Millennium of the birth of Jesus, her Lord and Saviour, is a "year of
jubilee" and also a "liturgical year". These two aspects cannot
be separated, but must vivify that unique period of time in which the
chronological date, inherent in the number 2000, and the mystical date, that of
the sacramental celebration of the mystery of Christ, are harmoniously welded
The Jubilee Year in Scripture
2. It is usual, when discussing witht he faithful the significance of the
values of a "holy year", to refer to the institution of the
"jubilee year" of the the people of Israel. According to Leviticus
every fiftieth year, that is the year after "seven weeks of years"
(Lv 25:8), was a kind of great sabbatical year: the land was to rest, thus it
remained untilled; fields and houses which had been sold returned to their
previous owners; slaves were liberated and insolvent debtors were freed from
Te institution of the "jubilee year" was inspired by principles of
social justice which recalled the origins of Israel when the Promised Land was
divided between the twelve tribes (cf. Gs 13-21): the land, as it belonged to
God, could not be sold in perpetuity; the initial parcelling out of the land
could not be simply abolished by a few people accumulating it over a period of
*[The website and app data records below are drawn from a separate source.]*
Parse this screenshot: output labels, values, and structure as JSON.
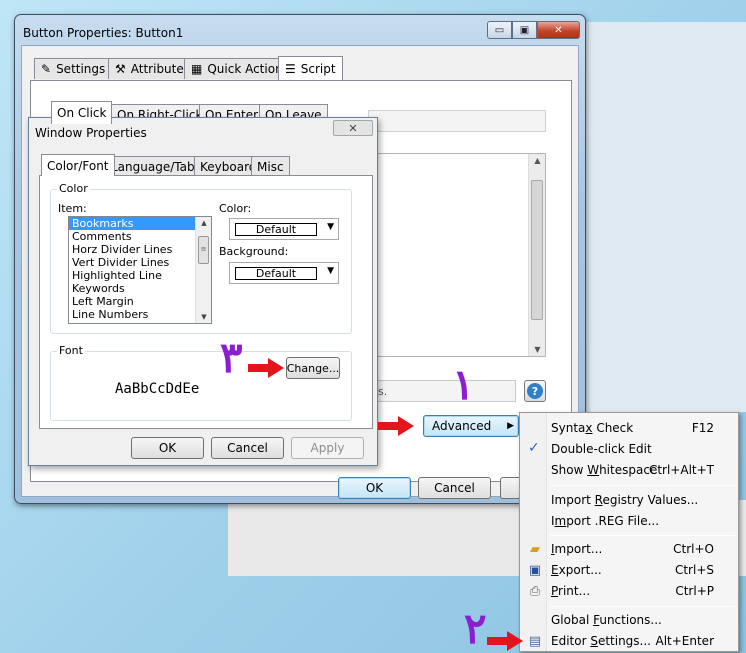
{
  "main_window": {
    "title": "Button Properties: Button1",
    "caption_buttons": {
      "minimize": "▭",
      "maximize": "▣",
      "close": "✕"
    },
    "tabs": [
      {
        "label": "Settings",
        "icon": "pencil-icon"
      },
      {
        "label": "Attributes",
        "icon": "wand-icon"
      },
      {
        "label": "Quick Action",
        "icon": "grid-icon"
      },
      {
        "label": "Script",
        "icon": "script-icon",
        "active": true
      }
    ],
    "subtabs": [
      {
        "label": "On Click",
        "active": true
      },
      {
        "label": "On Right-Click"
      },
      {
        "label": "On Enter"
      },
      {
        "label": "On Leave"
      }
    ],
    "status_text": "ns.",
    "buttons": {
      "advanced": "Advanced",
      "ok": "OK",
      "cancel": "Cancel"
    }
  },
  "window_properties": {
    "title": "Window Properties",
    "close_glyph": "✕",
    "tabs": [
      "Color/Font",
      "Language/Tabs",
      "Keyboard",
      "Misc"
    ],
    "active_tab": "Color/Font",
    "color_group": {
      "label": "Color",
      "item_label": "Item:",
      "items": [
        "Bookmarks",
        "Comments",
        "Horz Divider Lines",
        "Vert Divider Lines",
        "Highlighted Line",
        "Keywords",
        "Left Margin",
        "Line Numbers"
      ],
      "selected_item": "Bookmarks",
      "color_label": "Color:",
      "color_value": "Default",
      "background_label": "Background:",
      "background_value": "Default"
    },
    "font_group": {
      "label": "Font",
      "change_button": "Change...",
      "sample": "AaBbCcDdEe"
    },
    "buttons": {
      "ok": "OK",
      "cancel": "Cancel",
      "apply": "Apply"
    }
  },
  "context_menu": {
    "items": [
      {
        "label": "Syntax Check",
        "mnemonic_index": 5,
        "shortcut": "F12"
      },
      {
        "label": "Double-click Edit",
        "checked": true,
        "shortcut": ""
      },
      {
        "label": "Show Whitespace",
        "mnemonic_index": 5,
        "shortcut": "Ctrl+Alt+T"
      },
      {
        "label": "Import Registry Values...",
        "mnemonic_index": 7,
        "shortcut": ""
      },
      {
        "label": "Import .REG File...",
        "mnemonic_index": 1,
        "shortcut": ""
      },
      {
        "label": "Import...",
        "icon": "folder-icon",
        "mnemonic_index": 0,
        "shortcut": "Ctrl+O"
      },
      {
        "label": "Export...",
        "icon": "save-icon",
        "mnemonic_index": 0,
        "shortcut": "Ctrl+S"
      },
      {
        "label": "Print...",
        "icon": "printer-icon",
        "mnemonic_index": 0,
        "shortcut": "Ctrl+P"
      },
      {
        "label": "Global Functions...",
        "mnemonic_index": 7,
        "shortcut": ""
      },
      {
        "label": "Editor Settings...",
        "icon": "editor-settings-icon",
        "mnemonic_index": 7,
        "shortcut": "Alt+Enter"
      }
    ]
  },
  "annotations": {
    "step_1": "١",
    "step_2": "٢",
    "step_3": "٣",
    "arrow_color": "#e3141b",
    "number_color": "#8b1fd0"
  }
}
time; the Hebrews, freed by God from slavery in Egypt, could not be slaves of
3. The celebration of the "holy year" also recalls the "year
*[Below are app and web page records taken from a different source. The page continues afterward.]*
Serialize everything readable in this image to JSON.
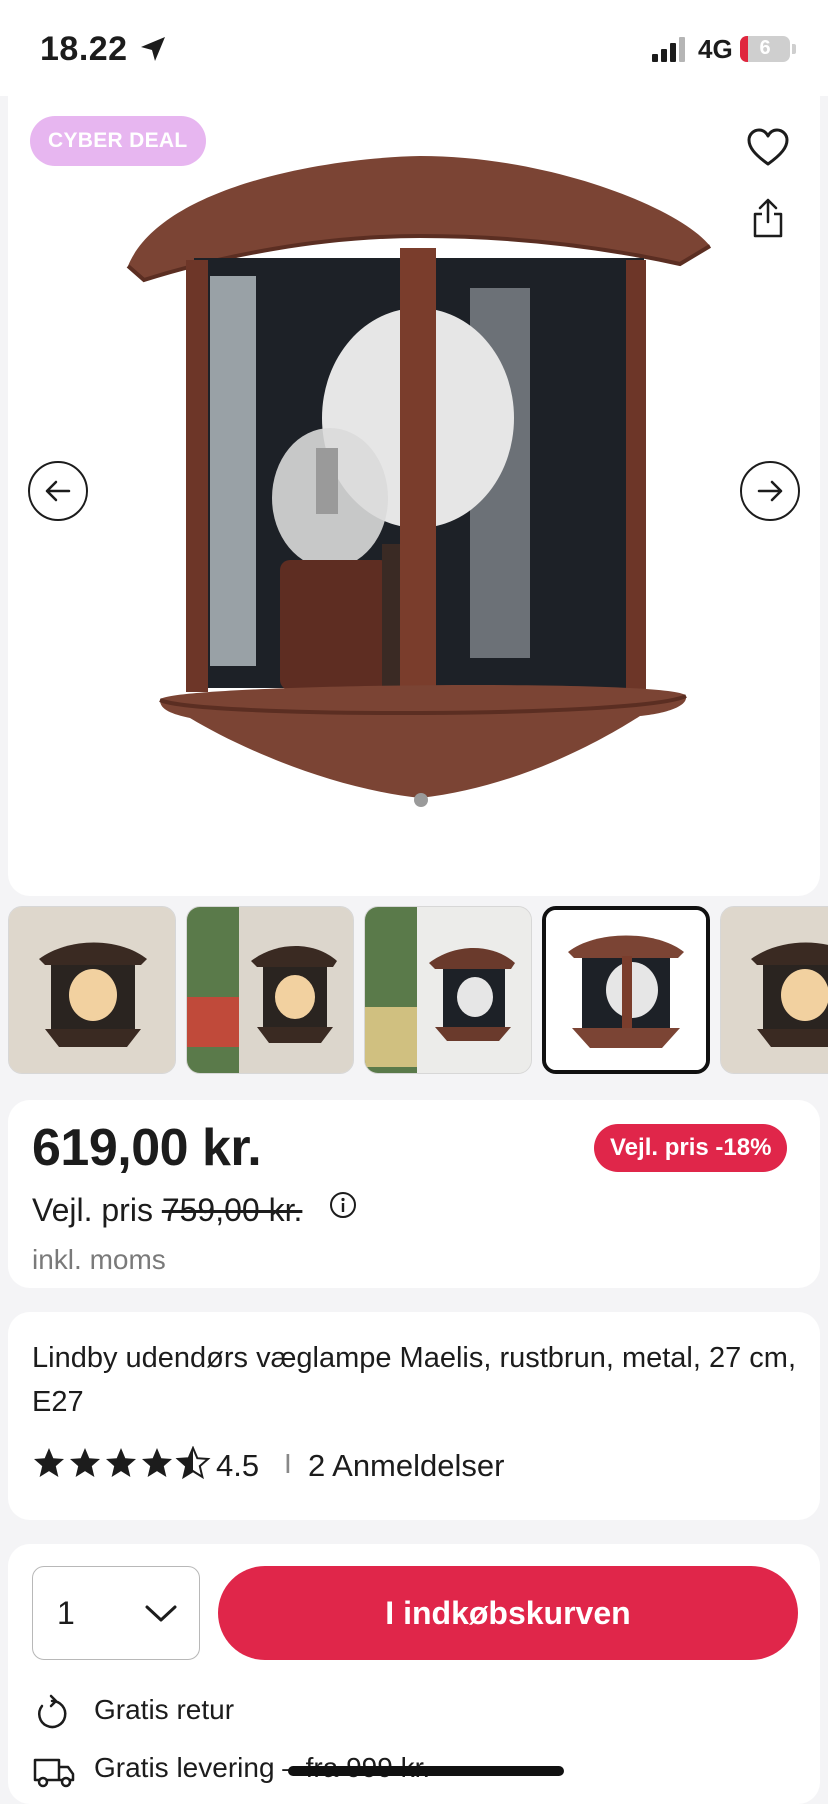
{
  "status_bar": {
    "time": "18.22",
    "network": "4G",
    "battery": "6"
  },
  "gallery": {
    "badge": "CYBER DEAL",
    "favorite_icon": "heart-icon",
    "share_icon": "share-icon",
    "prev_icon": "arrow-left-icon",
    "next_icon": "arrow-right-icon",
    "thumbnails_count": 5,
    "selected_thumbnail": 4
  },
  "price": {
    "current": "619,00 kr.",
    "badge": "Vejl. pris -18%",
    "rrp_label": "Vejl. pris",
    "rrp_value": "759,00 kr.",
    "vat": "inkl. moms"
  },
  "product": {
    "title": "Lindby udendørs væglampe Maelis, rustbrun, metal, 27 cm, E27",
    "rating": "4.5",
    "rating_value": 4.5,
    "separator": "I",
    "reviews": "2 Anmeldelser"
  },
  "cart": {
    "quantity": "1",
    "add_button": "I indkøbskurven",
    "features": [
      {
        "icon": "return-icon",
        "label": "Gratis retur"
      },
      {
        "icon": "truck-icon",
        "label": "Gratis levering – fra 999 kr."
      }
    ]
  },
  "colors": {
    "accent": "#e0264a",
    "badge": "#e7b6f0",
    "muted_text": "#7a7a7a",
    "lamp": "#7a3d2c"
  }
}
of grace" inaugurated by Jesus in the Synagogue of Nazareth (cf. Lk 4:16-20),
and the "year of mercy" which the vinedresser asks of the master in
the hope that the sterile fig would bear fruit (cf. Lk 13:5-9).
Jesus is, in fact, the Messiah, the Lord's Anointed who, according to the
prophetic word was "sent to announce a joyful message to the poor (...) and
to preach a year of favour" (Lk. 4:18-19); (cf. Is 61:1-2).
Jesus is also, obviously, the vinedresser of the parable who asks the master
- the Father, rich in mercy (cf. Eph 2:4), for a "year of mercy" in
the hope that the sterile fig - man, unfaithful to the Covenant - would bring
forth the fruit of holiness and justice.
The year 2000, marked wityh that great sign of being the Second Millenium
from the birth of the Messiah Saviour, is that "year of grace", that
"year of mercy", always available, in which man is called to receive
the joyful message and be converted to God. If he does not welcome the Word and
be converted, there will be no year of grace, no year of mercy, no jubilee year.